Nordic countries beat the United States at a host of measures related to gender equality. But while this is widely believed to be an effect of their social welfare policies, ample data suggest that women in these countries thrive in spite of heavy-handed government policies, not because of them.
"While Nordic societies are indeed role models when it comes to gender equality, this equality stretches back centuries before the modern welfare state and reflects traditional Nordic culture," writes Nima Sanandaji in the intro to a new look at the "glass ceiling" in Nordic countries.
In analyzing the effects of corporate gender quotas and other popular Nordic policies, Sanandaji—a Kurdish-Swedish policy analyst and the president of the European Centre for Entrepreneurship and Policy Reform—observes what a good deal of recent scholarship has been showing: that "the rise of the Nordic welfare state has been a double-edged sword" for feminism, "creating some benefits for women's careers, but also creating barriers to women's professional progress."
Nordic countries can trace some of their workforce quirks to their large public sector, which "has been both positive and negative for women," writes Sanandaji:
It played an important historical role in women's entry into the labor market because many women entered through the expanding public sector. Public-sector services also facilitated the combination of work and the fulfilment of family responsibilities. The expansion of the public sector partly explains why Nordic nations reached a high employment rate among women earlier than other Western countries and stayed that way. The provision of public daycare was particularly important in this regard.
But labor-force participation is only one measure of female professional success. Another measure is female business ownership. Anita Lignell Du Rietz studied women's business ownership in Sweden and found that many businesses, including taverns, tailor shops, breweries, and stores were run by women entrepreneurs during the 19th century. Over time, women dominated businesses such as schools and pharmacies.
However, government monopolies crowded out private enterprise as the Swedish welfare state grew during the 20th century. Meanwhile, male-dominated sectors, including manufacturing, mining, and forestry, remained under private control. The transition toward welfare-state monopolies meant that women's business ownership suffered.

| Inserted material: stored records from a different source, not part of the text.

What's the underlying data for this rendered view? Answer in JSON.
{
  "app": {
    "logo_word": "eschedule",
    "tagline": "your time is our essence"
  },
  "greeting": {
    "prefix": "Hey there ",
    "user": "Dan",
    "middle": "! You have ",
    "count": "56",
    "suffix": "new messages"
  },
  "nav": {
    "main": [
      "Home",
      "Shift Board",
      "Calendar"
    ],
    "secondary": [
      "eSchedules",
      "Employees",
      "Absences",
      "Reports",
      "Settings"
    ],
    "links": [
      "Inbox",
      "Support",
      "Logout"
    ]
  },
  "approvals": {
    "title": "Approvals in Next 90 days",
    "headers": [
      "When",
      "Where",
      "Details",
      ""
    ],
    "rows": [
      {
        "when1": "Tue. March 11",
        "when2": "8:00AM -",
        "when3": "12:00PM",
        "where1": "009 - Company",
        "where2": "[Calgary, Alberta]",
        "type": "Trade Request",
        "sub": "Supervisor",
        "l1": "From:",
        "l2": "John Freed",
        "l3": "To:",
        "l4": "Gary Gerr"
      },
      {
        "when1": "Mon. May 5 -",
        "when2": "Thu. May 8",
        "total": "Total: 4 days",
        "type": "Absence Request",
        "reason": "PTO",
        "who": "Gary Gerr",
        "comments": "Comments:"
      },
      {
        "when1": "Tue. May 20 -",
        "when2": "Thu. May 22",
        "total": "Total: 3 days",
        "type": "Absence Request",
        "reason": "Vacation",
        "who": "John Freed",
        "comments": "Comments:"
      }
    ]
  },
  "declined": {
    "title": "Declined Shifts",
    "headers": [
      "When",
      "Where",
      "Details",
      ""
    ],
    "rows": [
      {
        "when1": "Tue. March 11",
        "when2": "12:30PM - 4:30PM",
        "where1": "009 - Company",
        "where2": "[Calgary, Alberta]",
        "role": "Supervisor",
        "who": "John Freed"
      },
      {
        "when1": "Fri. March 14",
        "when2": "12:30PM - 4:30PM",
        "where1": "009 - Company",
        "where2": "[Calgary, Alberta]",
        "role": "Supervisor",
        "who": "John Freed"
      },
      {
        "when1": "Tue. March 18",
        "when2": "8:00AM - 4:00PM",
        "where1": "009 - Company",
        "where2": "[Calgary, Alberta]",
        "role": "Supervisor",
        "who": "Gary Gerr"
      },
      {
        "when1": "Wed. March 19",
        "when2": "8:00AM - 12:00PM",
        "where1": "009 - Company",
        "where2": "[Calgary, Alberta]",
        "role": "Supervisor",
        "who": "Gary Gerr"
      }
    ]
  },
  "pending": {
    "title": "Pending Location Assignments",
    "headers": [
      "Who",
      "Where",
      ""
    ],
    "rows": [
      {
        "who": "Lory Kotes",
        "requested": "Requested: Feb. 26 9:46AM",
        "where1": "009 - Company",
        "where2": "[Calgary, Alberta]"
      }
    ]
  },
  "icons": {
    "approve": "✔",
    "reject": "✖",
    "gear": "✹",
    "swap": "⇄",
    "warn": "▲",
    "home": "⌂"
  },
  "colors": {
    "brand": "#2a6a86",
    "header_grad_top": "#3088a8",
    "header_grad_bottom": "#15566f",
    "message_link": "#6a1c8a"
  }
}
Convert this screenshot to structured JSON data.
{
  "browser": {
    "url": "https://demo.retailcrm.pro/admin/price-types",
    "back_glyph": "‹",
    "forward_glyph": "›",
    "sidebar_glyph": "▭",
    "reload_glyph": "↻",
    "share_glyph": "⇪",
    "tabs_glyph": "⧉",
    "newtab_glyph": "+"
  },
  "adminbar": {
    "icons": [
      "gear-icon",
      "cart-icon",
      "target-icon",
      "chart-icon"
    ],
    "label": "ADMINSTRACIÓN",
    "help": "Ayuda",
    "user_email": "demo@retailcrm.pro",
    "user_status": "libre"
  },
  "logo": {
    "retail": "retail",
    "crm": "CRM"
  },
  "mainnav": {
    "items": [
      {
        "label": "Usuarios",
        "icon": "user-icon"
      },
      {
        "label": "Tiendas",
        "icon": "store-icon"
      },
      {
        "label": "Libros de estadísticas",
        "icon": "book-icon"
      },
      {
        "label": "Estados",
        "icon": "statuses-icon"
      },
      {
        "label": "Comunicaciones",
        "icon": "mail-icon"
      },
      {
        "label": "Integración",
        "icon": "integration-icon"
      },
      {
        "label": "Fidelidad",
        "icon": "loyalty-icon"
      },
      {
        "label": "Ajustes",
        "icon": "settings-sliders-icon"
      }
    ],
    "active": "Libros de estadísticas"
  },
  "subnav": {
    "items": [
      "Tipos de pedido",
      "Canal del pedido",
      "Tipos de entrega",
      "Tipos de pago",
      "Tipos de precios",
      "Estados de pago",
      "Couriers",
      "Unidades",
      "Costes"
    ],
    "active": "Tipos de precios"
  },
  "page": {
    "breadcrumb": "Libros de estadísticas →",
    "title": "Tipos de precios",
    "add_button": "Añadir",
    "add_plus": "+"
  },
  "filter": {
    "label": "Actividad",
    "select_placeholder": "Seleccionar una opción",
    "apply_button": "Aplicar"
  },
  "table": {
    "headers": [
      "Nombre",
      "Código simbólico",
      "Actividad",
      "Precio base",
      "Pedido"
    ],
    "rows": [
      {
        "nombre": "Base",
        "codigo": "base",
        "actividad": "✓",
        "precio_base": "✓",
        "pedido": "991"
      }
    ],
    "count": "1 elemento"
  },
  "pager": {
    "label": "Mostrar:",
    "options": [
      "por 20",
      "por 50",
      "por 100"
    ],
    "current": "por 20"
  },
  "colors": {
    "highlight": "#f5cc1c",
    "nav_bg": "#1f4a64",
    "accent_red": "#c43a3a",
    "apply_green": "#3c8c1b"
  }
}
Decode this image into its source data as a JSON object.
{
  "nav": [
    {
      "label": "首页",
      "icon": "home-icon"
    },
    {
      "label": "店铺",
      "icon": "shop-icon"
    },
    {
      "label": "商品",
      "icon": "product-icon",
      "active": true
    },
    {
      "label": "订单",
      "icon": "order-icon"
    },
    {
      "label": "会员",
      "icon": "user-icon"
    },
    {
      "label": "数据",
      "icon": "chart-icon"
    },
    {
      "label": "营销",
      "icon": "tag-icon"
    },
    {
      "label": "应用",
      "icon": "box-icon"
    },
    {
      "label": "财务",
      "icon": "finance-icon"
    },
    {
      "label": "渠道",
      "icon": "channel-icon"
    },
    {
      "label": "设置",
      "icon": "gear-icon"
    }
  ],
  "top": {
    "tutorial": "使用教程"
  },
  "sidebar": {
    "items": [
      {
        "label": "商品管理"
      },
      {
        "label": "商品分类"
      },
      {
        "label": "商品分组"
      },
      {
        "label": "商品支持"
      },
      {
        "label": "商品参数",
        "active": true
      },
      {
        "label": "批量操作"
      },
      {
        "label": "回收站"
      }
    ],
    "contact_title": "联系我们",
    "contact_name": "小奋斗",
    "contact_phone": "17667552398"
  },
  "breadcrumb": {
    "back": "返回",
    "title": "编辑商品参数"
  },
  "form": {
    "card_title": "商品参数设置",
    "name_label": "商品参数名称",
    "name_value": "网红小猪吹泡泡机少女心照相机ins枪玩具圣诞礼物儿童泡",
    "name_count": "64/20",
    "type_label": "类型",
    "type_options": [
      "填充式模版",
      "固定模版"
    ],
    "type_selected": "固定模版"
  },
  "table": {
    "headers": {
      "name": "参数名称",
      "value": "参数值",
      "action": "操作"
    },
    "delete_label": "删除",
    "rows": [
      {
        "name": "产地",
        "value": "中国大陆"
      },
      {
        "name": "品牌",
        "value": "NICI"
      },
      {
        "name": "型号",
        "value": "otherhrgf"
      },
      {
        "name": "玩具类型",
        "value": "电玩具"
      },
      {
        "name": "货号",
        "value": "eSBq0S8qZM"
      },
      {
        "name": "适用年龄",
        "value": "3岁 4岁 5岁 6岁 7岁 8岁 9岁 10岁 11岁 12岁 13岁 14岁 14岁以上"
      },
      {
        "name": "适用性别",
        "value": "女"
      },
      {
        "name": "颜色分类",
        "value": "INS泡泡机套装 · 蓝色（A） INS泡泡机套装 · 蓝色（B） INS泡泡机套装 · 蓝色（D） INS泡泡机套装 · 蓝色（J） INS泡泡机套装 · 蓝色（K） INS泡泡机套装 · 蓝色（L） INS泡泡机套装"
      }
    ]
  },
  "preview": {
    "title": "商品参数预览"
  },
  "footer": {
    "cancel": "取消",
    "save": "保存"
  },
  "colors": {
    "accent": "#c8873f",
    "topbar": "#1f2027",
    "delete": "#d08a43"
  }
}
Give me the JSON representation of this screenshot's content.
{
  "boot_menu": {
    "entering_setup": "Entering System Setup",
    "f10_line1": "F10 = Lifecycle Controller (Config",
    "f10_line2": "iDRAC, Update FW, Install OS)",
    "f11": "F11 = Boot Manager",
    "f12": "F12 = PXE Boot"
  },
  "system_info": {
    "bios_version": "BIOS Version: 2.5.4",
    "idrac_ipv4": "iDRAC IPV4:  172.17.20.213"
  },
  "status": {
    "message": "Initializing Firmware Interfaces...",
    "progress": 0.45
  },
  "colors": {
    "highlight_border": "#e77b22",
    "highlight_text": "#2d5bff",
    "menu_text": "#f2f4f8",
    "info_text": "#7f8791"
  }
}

Government monopolies have combined with a strong influence of union wage-setting to undermine incentives for work: wages in the female-dominated public sectors in Nordic countries are flat, and rise based on seniority rather than achievement. Although there are public-sector managerial positions, the opportunities for individualized careers and business ownership are comparatively limited.
Women in Nordic countries are less likely to hold management positions as their U.S. counterparts, according to data from the International Labour Organization, from 15 percent less in Denmark to three percent less in Iceland.
Sanandaji finds that high taxes, mandated paid-leave policies, and the high cost of paid services also impede Nordic women's professional advancement. Overall, he concludes, "Nordic public-sector monopolies, tax policies, and welfare and family policies, along with ineffective gender quotas, combine to create the Nordic glass ceiling." (Read the whole paper here.)
In a recent Bloomberg column, Megan McArdle pinpointed another factor that taxes women in certain Nordic countries (who still, like their American counterparts, wind up doing an uneven share of domestic labor and child care): "High Danish wages translate into sky-high costs, especially for services. At a McDonald's in downtown Copenhagen, a Big Mac meal set me back more than $10."
McArdle came away from her trip to Denmark noting that Danes' complaints about their countries are generally, "on the scale of things, reasonably minor problems. They can be fixed. Moreover, there's some chance that they will be fixed because Denmark's political culture is remarkably effective at tackling problems that have stymied the rest of the world." But we can't import their policy and wind up with the same sense of well-being, suggests McArdle, because much of this comes from Danish social cohesion and "a consensus-based culture founded on trust."
Again, there are good and bad sides to this. While "Danish social cohesion works great for Danes," it's not so great for absorbing outsiders:
In the U.S., the unemployment rate of foreign-born workers is almost a percentage point lower than that of native-born citizens. In Denmark, it's almost 6 percentage points higher, more than double the native-born rate. And many first-generation immigrants also seem to be having difficulty integrating themselves into the Danish economy.
A combination of factors—including discrimination but also a fetishization of training and education—make it hard for immigrants to get ahead in the Danish economy. As with policies to encourage gender parity, Nordic-style heavyhandedness in employment (and sex) can come with unintended consequences that hit the most vulnerable the hardest.